42. According to one analysis of white supremacist chat rooms on the Internet, what did the research subjects (those engaging in online chats) find most threatening?
a. interracial marriage
b. residential desegregation
c. competition for jobs from racial and ethnic minorities
d. gang violence
e. African American and Hispanic politicians
43. Propinquity refers to:
a. a fixed set of beliefs.
b. the tendency to seek people with similar backgrounds.
c. the desire for the exotic and the foreign.
d. the appeal of the family.
e. geographic proximity.
44. What kind of task is calling a family member to wish him a happy birthday?
a. a family task
b. an expressive task
c. an operative task
d. an instrumental task
e. a maternal task
45. Arlie Hochschild’s study of two-income families found that women were much more likely than men to do the majority of the unpaid labor inside the home even after a full day’s work outside the home. What term is used by sociologists to describe this extra labor?
a. women’s work
b. the female burden
c. the double standard
d. the second shift
e. instrumental tasks
46. As an agent of socialization, who does the family influence?
a. only children
d. the elderly
47. An individual is most likely to be murdered by:
a. a family member.
b. a law enforcement officer.
c. a stranger.
d. a drug dealer or a drug user.
e. someone seeking to rob him.
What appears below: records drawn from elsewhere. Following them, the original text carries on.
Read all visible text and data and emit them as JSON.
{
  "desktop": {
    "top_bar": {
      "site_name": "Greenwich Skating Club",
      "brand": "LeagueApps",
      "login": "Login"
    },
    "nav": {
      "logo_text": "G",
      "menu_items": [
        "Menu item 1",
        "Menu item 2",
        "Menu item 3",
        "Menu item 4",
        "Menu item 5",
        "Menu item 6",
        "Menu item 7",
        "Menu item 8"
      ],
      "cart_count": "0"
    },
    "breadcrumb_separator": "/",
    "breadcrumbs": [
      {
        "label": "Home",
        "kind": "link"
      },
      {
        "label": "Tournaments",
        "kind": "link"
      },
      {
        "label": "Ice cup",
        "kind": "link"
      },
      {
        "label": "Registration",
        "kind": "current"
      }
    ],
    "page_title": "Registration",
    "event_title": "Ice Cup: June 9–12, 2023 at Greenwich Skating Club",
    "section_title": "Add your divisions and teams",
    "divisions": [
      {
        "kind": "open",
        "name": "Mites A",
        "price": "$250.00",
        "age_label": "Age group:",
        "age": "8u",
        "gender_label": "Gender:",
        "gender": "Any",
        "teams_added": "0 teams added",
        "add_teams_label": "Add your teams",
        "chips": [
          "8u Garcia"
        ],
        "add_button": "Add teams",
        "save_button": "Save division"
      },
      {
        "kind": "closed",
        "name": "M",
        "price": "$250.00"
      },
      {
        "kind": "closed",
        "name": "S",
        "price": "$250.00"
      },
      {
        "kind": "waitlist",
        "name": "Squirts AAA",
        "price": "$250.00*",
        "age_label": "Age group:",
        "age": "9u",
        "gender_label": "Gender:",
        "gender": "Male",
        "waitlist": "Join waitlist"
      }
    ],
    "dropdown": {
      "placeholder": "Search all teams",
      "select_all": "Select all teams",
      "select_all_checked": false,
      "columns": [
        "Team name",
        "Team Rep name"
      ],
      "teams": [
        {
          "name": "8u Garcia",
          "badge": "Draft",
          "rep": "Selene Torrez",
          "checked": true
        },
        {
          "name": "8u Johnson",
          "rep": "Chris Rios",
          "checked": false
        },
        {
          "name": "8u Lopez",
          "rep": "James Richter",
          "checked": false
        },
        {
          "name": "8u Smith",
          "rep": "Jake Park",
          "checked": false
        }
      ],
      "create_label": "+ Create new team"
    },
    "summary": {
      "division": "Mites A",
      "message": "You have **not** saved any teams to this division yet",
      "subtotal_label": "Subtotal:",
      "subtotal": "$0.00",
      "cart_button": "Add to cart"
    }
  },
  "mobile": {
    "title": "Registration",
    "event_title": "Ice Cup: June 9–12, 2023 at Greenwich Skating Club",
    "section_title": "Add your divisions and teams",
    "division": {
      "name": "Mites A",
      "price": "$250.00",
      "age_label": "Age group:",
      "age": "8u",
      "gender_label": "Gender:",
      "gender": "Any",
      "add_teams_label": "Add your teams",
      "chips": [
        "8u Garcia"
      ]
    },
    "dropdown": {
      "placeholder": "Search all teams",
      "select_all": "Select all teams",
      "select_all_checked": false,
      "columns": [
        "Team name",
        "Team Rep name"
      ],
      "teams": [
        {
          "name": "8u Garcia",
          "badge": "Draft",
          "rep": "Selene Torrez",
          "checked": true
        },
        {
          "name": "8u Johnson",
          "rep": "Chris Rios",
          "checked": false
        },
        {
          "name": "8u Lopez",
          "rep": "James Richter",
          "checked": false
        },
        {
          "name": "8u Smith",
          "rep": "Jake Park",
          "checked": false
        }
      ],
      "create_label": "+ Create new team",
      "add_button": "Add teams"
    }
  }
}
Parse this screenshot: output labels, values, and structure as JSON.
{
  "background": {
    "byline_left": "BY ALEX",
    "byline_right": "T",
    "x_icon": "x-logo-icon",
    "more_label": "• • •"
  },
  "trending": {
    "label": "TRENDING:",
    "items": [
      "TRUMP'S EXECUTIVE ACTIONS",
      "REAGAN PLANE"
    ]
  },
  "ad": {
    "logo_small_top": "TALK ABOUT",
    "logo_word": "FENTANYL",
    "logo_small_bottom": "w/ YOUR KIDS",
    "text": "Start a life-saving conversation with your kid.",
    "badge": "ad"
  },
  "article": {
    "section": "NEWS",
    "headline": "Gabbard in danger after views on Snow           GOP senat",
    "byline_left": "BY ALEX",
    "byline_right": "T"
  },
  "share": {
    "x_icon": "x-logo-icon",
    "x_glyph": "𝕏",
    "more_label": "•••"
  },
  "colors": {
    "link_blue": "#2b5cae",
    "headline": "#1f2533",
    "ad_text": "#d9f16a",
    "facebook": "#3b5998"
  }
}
48. A woman in North Carolina was found guilty of “lewd and lascivious association” because she lived with her boyfriend. Her behavior is also known as:
c. noncustodial parenting.
d. symbolic interactionism.
e. intentional communities.
49. In “Single Fathers Rearing Children,” Geoffrey Greif points out that “more fathers are rearing children alone following separation and divorce than ever before.” However, what important disclaimer do you think Greif made?
a. Single fathers are still only about 15 percent of all single parents.
b. Many states have laws against giving sole custody to fathers following a divorce.
c. Most of these fathers move back in with their parents so that their children live with
d. Soon there will be more single fathers than single mothers.
e. Single fathers have been shown to be much worse parents than single mothers.
50. Groups that form communal living arrangements like communes, monasteries, ashrams, and housing cooperatives are called:
a. extended families.
d. intentional communities.
e. postmodern families.